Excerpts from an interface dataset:

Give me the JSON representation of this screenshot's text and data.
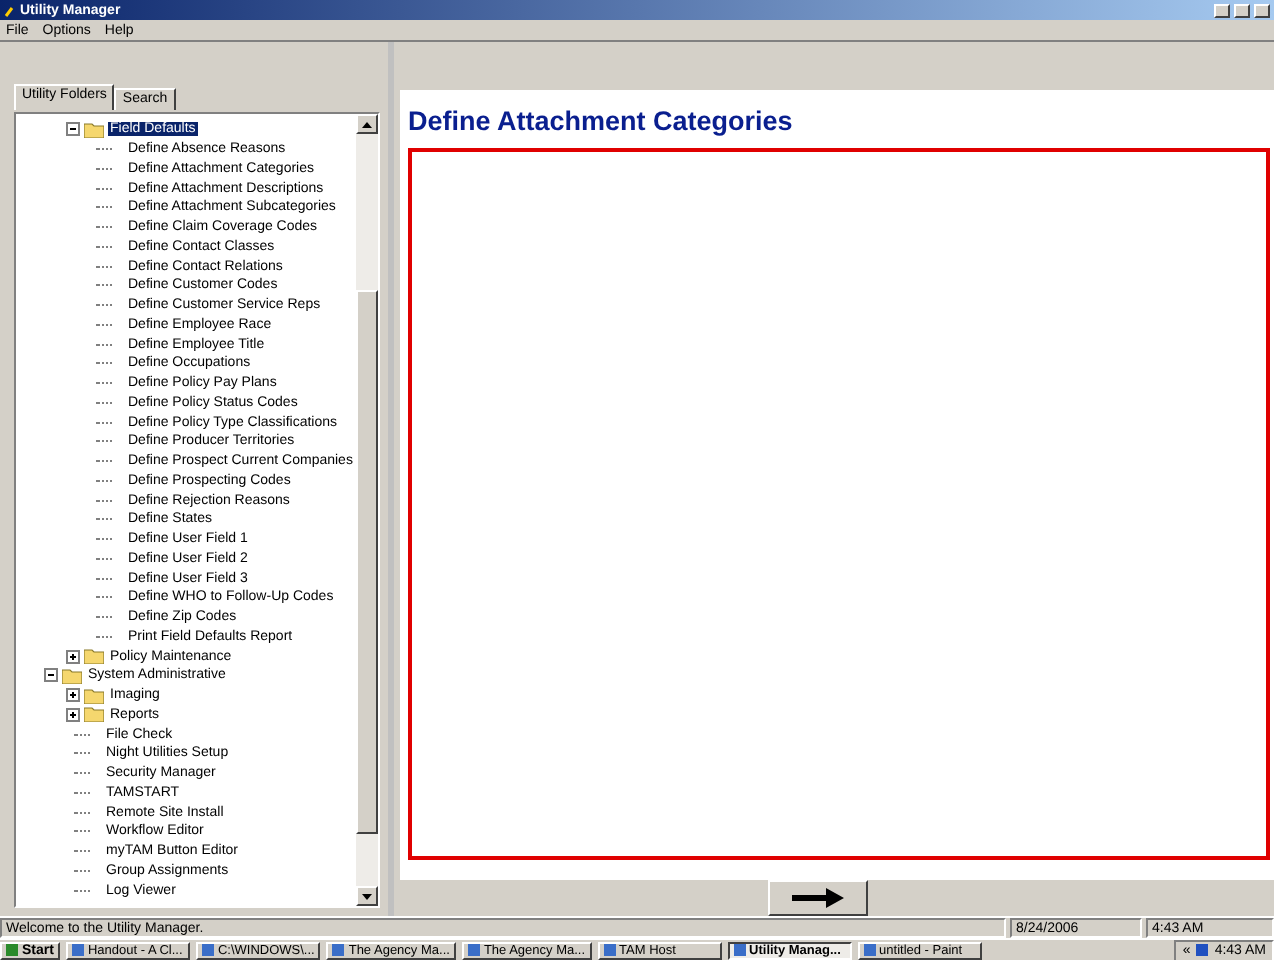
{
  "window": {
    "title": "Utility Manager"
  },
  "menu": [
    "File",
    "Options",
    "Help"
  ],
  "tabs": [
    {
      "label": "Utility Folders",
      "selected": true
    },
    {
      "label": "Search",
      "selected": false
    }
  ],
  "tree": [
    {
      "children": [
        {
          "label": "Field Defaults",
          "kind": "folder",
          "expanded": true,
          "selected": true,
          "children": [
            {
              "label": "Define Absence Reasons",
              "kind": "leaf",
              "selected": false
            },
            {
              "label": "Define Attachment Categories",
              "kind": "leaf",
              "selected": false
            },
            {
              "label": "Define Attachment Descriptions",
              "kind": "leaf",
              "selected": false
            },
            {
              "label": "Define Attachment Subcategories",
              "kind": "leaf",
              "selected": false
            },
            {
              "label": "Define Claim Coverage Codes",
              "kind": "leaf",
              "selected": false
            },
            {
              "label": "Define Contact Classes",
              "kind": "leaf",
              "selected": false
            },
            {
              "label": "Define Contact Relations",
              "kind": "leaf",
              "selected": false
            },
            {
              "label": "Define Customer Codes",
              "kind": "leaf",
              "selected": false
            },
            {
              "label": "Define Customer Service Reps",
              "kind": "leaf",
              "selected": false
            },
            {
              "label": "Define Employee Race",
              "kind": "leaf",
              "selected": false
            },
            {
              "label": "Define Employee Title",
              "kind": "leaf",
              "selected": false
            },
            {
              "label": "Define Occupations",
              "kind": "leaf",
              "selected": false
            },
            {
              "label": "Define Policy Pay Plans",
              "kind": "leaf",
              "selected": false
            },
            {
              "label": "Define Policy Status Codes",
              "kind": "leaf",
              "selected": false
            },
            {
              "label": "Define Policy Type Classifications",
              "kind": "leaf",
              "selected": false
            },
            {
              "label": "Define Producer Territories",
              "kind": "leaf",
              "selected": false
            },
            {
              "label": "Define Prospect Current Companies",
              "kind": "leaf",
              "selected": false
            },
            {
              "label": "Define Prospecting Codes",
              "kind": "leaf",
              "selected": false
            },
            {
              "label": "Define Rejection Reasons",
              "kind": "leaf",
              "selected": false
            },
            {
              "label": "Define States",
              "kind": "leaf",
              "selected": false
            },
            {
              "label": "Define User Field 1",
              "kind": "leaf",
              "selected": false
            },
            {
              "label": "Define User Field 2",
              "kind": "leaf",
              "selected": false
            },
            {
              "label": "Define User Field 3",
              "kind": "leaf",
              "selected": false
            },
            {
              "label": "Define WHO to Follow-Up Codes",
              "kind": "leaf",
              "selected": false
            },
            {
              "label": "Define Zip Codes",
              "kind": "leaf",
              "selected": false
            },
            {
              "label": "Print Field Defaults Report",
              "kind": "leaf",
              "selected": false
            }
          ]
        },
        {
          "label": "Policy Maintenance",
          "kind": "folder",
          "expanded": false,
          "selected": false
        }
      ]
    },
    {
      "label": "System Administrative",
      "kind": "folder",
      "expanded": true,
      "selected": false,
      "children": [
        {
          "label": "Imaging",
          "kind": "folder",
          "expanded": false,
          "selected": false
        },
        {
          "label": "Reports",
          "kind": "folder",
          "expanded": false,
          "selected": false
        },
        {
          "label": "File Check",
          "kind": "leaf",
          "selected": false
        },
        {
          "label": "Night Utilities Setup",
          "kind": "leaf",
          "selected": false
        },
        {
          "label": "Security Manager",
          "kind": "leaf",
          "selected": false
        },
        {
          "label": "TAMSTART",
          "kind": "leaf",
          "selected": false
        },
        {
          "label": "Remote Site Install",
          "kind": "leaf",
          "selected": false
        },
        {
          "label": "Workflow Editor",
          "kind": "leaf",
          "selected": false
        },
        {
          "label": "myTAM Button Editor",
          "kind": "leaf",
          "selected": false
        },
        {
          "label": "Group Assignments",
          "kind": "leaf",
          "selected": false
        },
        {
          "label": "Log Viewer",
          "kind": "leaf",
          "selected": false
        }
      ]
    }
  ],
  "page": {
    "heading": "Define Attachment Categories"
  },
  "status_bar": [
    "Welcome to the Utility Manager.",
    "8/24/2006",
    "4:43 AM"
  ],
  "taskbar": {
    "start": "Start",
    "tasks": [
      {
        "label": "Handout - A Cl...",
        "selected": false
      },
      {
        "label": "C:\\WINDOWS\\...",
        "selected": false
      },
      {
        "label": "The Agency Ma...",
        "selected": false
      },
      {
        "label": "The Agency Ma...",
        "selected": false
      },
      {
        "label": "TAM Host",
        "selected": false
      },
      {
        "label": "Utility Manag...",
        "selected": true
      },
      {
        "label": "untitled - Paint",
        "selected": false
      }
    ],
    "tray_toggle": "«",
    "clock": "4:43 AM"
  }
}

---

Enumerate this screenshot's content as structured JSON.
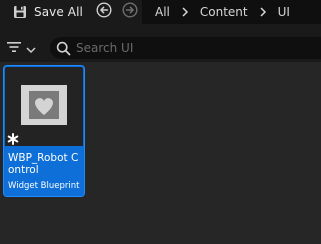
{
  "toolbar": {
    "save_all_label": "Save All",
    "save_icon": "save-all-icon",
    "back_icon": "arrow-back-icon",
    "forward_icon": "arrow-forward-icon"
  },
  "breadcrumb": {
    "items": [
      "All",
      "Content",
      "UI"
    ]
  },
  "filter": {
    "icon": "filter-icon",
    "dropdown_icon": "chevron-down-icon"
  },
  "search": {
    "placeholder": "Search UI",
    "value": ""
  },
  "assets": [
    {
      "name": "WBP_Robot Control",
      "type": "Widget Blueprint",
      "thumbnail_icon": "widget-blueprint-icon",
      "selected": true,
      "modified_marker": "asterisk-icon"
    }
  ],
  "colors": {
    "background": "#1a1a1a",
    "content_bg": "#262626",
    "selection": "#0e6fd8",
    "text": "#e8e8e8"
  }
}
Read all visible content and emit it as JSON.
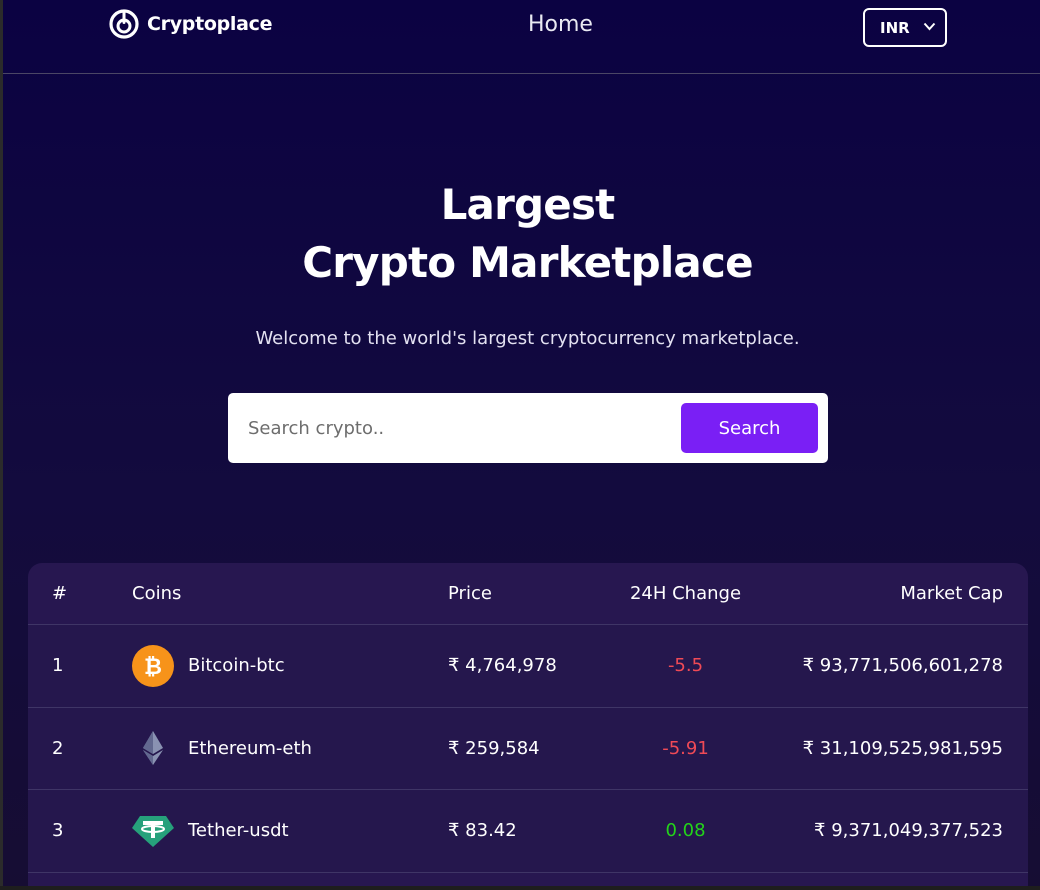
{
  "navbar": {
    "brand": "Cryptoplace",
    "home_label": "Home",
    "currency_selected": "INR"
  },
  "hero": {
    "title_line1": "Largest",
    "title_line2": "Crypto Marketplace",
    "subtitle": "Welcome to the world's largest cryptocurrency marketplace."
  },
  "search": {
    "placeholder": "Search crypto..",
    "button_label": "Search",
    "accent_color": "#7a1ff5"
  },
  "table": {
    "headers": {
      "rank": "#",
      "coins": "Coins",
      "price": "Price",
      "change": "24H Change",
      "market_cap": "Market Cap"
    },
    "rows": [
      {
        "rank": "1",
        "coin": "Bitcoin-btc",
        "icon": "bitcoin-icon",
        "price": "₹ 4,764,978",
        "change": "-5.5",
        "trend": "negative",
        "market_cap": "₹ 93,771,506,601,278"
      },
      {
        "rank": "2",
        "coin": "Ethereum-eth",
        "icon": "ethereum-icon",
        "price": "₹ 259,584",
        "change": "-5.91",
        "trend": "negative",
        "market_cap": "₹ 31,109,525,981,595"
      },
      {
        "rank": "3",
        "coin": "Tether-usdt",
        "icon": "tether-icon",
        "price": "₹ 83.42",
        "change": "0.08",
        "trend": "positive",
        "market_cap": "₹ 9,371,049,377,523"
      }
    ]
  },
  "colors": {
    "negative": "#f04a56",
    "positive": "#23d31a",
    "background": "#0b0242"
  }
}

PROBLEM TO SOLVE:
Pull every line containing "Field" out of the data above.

FINISHED TASK:
          "label": "Field Defaults",
              "label": "Define User Field 1",
              "label": "Define User Field 2",
              "label": "Define User Field 3",
              "label": "Print Field Defaults Report",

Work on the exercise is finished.